For example, go on the Internet to confirm the full, official name of an organization to which a source belongs. People often speak in shorthand. It's your job as a journalist to confirm all factual stuff in your story. Get things right.
Urge your source to let you know what they thought of your story.
Doing so makes a source feel as if he or she is part of a team (in a sense) and sometimes leads to great follow-up story ideas. Don't act like some snobbish reporter on high who is immune from criticism (and praise, too, for that matter).
Think visually when writing.
Visualize a story like a movie in your head. Try to place the reader at a scene. You can still do this, to a degree, when writing straight news even briefs. Don't get lazy just because your story may be short,.
When writing, pay attention to the rhythm of the words.
Read your story out loud if you must, but good writing should be inviting to read it should be effortless and pleasing, like listening to a favorite song. Good stories should have zest, bounce and energy.

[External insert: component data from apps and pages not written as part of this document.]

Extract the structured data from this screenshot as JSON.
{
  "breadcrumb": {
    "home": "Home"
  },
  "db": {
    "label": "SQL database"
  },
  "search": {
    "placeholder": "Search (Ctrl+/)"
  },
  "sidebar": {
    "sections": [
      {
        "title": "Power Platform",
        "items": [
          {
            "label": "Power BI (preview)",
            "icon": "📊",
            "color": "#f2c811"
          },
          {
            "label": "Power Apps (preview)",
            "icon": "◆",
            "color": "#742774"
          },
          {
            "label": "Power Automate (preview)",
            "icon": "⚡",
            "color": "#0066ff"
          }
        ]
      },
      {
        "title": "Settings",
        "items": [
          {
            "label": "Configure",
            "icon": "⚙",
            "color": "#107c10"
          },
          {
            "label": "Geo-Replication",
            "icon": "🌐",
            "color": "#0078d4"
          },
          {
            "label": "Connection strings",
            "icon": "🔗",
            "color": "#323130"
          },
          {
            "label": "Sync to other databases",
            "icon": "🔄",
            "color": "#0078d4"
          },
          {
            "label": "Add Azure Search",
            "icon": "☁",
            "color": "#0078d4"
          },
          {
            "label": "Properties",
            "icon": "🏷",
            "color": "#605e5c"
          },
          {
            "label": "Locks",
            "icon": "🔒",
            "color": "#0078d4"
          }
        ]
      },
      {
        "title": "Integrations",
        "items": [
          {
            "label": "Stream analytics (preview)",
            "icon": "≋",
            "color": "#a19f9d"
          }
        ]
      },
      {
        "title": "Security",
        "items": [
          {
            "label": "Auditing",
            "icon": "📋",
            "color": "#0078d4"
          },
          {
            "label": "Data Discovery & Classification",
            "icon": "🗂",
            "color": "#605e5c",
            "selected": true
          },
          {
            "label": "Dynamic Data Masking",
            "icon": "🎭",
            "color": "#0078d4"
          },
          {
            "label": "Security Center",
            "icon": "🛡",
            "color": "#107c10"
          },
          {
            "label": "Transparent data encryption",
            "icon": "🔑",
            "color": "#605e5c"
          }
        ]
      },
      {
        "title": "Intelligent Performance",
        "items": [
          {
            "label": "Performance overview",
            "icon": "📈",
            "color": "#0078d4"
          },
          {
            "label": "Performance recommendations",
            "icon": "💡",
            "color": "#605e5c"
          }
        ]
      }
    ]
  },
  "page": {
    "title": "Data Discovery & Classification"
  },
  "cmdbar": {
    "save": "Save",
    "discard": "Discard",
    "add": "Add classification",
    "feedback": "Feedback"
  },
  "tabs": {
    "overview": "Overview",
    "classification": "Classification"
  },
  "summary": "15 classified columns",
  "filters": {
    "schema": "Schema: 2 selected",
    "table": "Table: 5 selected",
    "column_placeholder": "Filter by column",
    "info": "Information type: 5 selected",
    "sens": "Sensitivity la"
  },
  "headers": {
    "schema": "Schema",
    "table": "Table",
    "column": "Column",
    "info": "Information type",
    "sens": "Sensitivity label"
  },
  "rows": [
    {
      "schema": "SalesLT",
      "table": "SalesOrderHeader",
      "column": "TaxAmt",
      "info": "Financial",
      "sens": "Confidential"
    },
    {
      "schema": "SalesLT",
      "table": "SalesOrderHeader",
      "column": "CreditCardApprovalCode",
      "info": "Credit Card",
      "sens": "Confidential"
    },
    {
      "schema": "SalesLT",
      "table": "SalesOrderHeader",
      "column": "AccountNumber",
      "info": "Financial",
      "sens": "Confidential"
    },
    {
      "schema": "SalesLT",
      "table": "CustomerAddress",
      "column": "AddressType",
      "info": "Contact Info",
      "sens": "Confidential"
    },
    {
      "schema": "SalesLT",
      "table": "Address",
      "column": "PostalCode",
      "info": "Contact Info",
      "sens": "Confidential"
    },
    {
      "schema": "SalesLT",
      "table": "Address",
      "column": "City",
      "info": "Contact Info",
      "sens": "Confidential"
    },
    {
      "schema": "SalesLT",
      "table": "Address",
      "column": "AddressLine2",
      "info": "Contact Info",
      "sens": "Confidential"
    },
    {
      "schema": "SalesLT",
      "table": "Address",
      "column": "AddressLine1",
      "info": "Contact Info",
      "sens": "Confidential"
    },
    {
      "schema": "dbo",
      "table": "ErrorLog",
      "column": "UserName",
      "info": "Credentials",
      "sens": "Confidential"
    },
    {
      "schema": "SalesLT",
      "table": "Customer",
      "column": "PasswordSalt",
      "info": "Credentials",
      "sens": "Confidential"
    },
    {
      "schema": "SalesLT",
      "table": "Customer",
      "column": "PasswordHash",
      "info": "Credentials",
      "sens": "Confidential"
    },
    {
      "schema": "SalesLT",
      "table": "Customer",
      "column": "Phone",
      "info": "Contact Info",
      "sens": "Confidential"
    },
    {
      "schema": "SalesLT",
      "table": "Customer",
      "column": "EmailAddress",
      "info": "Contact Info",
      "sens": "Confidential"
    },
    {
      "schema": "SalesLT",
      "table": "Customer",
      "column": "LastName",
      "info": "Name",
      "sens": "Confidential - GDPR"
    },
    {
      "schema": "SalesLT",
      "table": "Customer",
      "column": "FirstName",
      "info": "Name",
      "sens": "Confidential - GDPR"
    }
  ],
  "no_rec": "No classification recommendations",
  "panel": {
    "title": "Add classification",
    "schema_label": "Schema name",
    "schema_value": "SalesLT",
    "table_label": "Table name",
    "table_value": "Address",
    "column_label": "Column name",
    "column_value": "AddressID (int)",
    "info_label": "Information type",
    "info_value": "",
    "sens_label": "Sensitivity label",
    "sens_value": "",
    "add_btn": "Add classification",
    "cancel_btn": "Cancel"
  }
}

Remember: If you are bored with your story, your reader will be doubly bored.
Attack each story by challenging yourself: How can I make this the most interesting story possible? How can I grab the throat of my reader?
Always cultivate story ideas.
Urge sources to call you if they ever think they may have a good story for you even if it has nothing to do with the story you are working on when you talk to them. And when going about your daily lives outside of work, do the same if the subject of what you do comes up. Use the eyes and ears of the community to your advantage.
Greg Hardesty has been a journalist for nearly 20 years, covering general news, courts and business for the Orange County Register for the last 10. He currently is a general assignment reporter for the Register. Hardesty also teaches journalism at Cal State Long Beach. Prior to joining the Register, Hardesty was a copy editor and page designer for the Glendale News Press and Daily Pilot. He also has worked as a copy editor for the Japan Times in Tokyo and has reported for business lifestyle magazines in Orange County. He graduated from UC Irvine with a bachelors degree in English, and was editor of the student newspaper, the New University. He has a Ford Fellowship in Business Journalism.